Time to ditch Daylight Savings Time, and move Maine to the Atlantic Time Zone
|Marsh with running tide, Carol L. Douglas. These are my finished paintings from Parrsboro.|
Crossing into New Brunswick, the Mainer goes from the Eastern Time Zone to the Atlantic. There’s one more time zone to the east on our continent, the little-known Newfoundland Time Zone, which is staggered on the half-hour. This is followed only on Newfoundland, its offshore islands, and the most southern parts of Labrador.
As weird as that is, it’s no weirder than the sprawling Eastern time zone, which starts somewhere around Grande-Rivière, Quebec, and runs to Ontonagon, Michigan. Sunrise in Grande-Rivière was at 4:17 AM this morning. It was at 6:03 AM in Ontonagon. That’s an unwieldy span.
|Headlands, Carol L. Douglas|
Our pre-clock ancestors marked the time of day by measuring with a sundial, making noon whatever time the sun was directly overhead. They weren’t worried that this was slightly different down the road. After all, if you walked from Winchester to Canterbury, any difference in the time would be lost along the way.
Greenwich Mean Time was established to aid navigators to determine longitude at sea. Nobody changed their clocks to match it; they just carried on with solar time right up to the 19th century.
|Breaking Dawn, Carol L. Douglas|
Enter the railroads. It was a bit difficult to set a schedule when towns fifteen minutes apart by train used different time systems. By the middle of the 19th century, British rail companies were using Greenwich Mean Time and portable chronometers to standardize time keeping in Britain, although it was a tough sell in places. British clocks from this period sometimes had two minute hands, one for railroad time, and one for local time. But by 1880, Greenwich Mean Time was the standard for Great Britain.

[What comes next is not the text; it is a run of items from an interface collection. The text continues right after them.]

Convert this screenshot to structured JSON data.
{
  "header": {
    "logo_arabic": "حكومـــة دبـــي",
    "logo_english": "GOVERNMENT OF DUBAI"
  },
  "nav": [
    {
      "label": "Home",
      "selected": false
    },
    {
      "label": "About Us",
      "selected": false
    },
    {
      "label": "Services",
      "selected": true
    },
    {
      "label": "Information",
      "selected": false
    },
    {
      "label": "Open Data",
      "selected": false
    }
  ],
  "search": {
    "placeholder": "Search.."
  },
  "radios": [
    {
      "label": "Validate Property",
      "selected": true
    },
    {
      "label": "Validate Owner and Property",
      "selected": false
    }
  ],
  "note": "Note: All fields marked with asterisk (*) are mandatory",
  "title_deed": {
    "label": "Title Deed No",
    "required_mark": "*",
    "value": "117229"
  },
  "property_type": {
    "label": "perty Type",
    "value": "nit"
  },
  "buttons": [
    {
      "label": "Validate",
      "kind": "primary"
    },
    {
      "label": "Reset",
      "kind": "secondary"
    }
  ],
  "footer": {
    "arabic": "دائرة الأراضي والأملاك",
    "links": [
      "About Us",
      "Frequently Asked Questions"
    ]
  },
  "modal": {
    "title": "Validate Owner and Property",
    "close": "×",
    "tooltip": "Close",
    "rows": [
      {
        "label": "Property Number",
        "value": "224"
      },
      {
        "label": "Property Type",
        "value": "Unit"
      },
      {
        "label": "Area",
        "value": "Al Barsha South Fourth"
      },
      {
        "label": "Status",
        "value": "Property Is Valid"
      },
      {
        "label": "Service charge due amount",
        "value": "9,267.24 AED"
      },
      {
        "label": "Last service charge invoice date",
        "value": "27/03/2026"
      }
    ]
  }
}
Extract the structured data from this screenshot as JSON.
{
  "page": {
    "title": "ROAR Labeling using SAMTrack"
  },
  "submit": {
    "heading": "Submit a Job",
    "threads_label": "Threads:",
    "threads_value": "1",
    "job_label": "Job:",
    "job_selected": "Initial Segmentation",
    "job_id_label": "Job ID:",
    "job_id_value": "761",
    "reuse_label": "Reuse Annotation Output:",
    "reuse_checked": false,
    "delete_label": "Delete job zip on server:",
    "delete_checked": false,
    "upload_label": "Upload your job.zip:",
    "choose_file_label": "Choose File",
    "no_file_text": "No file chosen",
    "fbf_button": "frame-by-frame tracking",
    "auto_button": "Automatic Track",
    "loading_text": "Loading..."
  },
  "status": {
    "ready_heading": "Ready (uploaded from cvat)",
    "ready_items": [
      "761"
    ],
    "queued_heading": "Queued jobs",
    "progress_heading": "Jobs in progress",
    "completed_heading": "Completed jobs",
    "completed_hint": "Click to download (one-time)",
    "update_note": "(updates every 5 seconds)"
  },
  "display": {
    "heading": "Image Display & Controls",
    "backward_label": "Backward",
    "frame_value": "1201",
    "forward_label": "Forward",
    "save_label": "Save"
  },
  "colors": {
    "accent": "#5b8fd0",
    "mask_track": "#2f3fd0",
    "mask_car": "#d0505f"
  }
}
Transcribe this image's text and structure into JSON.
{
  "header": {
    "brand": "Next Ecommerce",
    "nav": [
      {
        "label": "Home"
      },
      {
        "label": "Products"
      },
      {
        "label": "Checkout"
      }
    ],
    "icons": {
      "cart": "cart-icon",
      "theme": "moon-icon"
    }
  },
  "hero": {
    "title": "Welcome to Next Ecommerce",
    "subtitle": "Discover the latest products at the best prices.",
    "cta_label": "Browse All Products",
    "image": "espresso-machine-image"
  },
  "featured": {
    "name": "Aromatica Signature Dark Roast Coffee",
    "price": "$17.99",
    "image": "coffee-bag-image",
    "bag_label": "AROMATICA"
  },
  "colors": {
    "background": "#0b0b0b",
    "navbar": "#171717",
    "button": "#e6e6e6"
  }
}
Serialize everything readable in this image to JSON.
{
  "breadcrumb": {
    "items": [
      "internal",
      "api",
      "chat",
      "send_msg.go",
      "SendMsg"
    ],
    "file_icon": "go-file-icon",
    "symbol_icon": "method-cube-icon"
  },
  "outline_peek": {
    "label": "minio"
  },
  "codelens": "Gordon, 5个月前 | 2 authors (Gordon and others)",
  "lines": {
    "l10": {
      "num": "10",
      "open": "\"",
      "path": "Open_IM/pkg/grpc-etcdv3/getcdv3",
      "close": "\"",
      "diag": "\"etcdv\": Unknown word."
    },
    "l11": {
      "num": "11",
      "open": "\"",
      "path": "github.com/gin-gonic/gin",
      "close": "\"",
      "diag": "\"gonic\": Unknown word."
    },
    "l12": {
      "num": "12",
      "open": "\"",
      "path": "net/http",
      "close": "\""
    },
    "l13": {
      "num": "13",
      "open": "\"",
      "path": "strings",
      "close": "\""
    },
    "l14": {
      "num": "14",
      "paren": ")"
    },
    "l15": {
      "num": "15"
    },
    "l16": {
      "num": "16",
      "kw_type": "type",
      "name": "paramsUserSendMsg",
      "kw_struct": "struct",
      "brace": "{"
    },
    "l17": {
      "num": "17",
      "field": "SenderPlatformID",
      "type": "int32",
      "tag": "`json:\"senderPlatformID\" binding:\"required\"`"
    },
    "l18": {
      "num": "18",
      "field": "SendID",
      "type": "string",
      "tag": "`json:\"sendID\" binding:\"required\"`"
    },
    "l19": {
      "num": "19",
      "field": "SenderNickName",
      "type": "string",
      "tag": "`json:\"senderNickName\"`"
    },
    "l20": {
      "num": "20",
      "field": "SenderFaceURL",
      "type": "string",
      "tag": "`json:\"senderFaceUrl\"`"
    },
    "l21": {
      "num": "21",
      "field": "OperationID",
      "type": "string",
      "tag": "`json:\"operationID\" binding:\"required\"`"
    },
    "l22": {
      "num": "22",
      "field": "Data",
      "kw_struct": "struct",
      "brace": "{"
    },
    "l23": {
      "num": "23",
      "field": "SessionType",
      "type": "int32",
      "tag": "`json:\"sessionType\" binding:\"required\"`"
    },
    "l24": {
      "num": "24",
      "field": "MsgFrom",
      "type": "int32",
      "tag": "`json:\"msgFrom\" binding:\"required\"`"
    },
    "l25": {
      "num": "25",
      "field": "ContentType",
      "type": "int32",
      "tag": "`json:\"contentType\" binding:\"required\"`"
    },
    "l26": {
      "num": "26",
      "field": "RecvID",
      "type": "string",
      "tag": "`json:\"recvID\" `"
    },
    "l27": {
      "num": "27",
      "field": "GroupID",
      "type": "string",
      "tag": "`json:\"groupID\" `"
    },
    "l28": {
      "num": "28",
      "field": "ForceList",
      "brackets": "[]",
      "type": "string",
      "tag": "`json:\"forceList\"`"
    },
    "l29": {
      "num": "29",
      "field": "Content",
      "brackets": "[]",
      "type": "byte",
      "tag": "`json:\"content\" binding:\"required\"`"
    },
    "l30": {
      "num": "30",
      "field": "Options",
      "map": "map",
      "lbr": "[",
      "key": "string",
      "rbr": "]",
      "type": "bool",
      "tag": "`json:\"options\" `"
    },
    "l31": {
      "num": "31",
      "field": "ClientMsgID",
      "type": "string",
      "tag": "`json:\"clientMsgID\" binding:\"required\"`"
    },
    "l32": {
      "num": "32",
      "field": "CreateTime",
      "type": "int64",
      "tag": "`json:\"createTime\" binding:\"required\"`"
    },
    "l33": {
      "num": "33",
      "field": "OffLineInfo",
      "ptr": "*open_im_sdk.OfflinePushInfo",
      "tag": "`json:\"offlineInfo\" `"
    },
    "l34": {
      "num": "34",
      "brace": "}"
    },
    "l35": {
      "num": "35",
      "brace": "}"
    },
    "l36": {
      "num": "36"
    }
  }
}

|Low tide, Carol L. Douglas|
Here, time was confused in a uniquely American way. Every railroad company had its own standard time, based on where it was headquartered. Its schedules were printed in its own system, leaving the stationmaster at an important junction with the unenviable task of translating several different train lines’ timetables into local time. The solution was multiple clocks, one for each railroad.
Standardization was reached on Sunday, November 18, 1883, known as “The Day of Two Noons,” when each railroad station clock was reset as it reached the standard-time noon. The western limit of Eastern Standard Time was my home town of Buffalo, NY. That’s more than 700 miles east of the current western boundary.
|Fox River School, Carol L. Douglas.|
Last fall, the Commonwealth of Massachusetts issued a report recommending that their state ditch Eastern Standard Time “under certain circumstances.” Effectively, it would get rid of Daylight Savings Time—hurrah—and put Massachusetts on Atlantic Time year round.
|My quick-draw of Parrsboro and its mudflats.|
I’m all for ditching Daylight Savings Time nationwide. It’s a meaningless exercise that throws our internal clocks off twice a year. I’m also in favor of switching Maine to Atlantic Time. The sun rises 25 minutes earlier in Halifax than it does here. That puts our internal rhythms more in tune with the Maritime provinces than with Michigan.
The problems of such a switch are overstated. If we can do business with Californians and Australians, we can probably figure out the time difference with New York.
|A kindly carpenter made teepees for Cathy LaChance and me. Only in Canada!|
It gets dark mighty early here in the winter—Boston’s earliest nightfall is just 27 minutes later than in Anchorage. Since I live 185 miles north and east of Boston, it’s even worse here. Correspondingly, it gets light awfully early in the summer as well.
Have mercy on us, legislators, and let us get some rest.
Just one more workshop this calendar year, but it’s an awesome one! Sea and Sky at Schoodic, August 5-10. Be there or be square.